Jesus said to them again, "Peace be with you. As the Father has sent me, even so I send you." And when he had said this, he breathed on them, and said to them, "Receive the Holy Spirit. If you forgive the sins of any, they are forgiven; if you retain the sins of any, they are retained." (Jn 20:21-23)

This area held the sessions of the First Vatican Council, in which about seven hundred Fathers took part, and which was opened by Pius IX on 8 December 1869. Of particular note, the Council proclaimed the Dogma of Papal Infallibility. The Council was abruptly interrupted on July 18, 1870 when Rome was taken by the Italian army. The Council was not officially concluded, however, until October 11, 1962, when the Second Vatican Council opened!

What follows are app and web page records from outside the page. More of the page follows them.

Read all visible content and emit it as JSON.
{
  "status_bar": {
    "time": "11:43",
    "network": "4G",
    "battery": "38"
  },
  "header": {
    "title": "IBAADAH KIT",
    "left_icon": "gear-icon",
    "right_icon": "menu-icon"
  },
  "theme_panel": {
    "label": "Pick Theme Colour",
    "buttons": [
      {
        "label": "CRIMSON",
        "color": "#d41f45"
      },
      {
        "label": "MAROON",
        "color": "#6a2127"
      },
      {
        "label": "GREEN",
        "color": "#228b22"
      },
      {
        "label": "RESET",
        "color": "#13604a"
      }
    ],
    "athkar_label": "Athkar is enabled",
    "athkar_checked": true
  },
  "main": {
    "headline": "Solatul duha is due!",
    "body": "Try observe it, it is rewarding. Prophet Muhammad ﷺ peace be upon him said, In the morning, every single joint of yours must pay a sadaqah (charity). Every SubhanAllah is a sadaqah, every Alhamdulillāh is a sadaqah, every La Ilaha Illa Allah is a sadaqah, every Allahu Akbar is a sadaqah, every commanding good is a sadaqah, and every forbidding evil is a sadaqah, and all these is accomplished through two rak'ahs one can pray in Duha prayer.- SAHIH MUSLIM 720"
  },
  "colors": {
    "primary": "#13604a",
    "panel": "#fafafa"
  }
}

On this spot were held the sessions of the First Vatican Council, which was begun on 8 December 1869 by Pope Pius IX and continued until 2 September 1870. The sessions of the Second Vatican Council, called by Pope John XXIII (1958-1963) and concluded under Pope Paul VI in 1965, were held in the nave of the Basilica. Mosaic pictures by various artists are situated above the altars. Among them (in the center) is the martyrdom of Saints Processus and Martinianus by Poussin (1629); the original is in the Vatican Museum. The great French painter, who spent a great deal of time in Italy, painted this picture in a classical style at a period when the style of Caravaggio was prevalent and the fervour of the baroque was at its height. The Saint Wenceslaus to the right is by Angelo Caroselli (1630); Saint Erasmus on the left is by Valentino (1630). The chapel of Saints Processus and Martinianus was to have contained the statue of Religion by A. Canova. The Chapter of the Vatican intervened, however, on the grounds that the floor would give way under such an immense weight. It was not a very convincing reason. Canova, who was of a temperamental and easily offended nature, removed the symbols of the Catholic faith from the statue, and transformed it into an image of Protestant Religion. In 1817 he sold it to Countess Brownlow, who placed it in the Anglican church at Belton in England.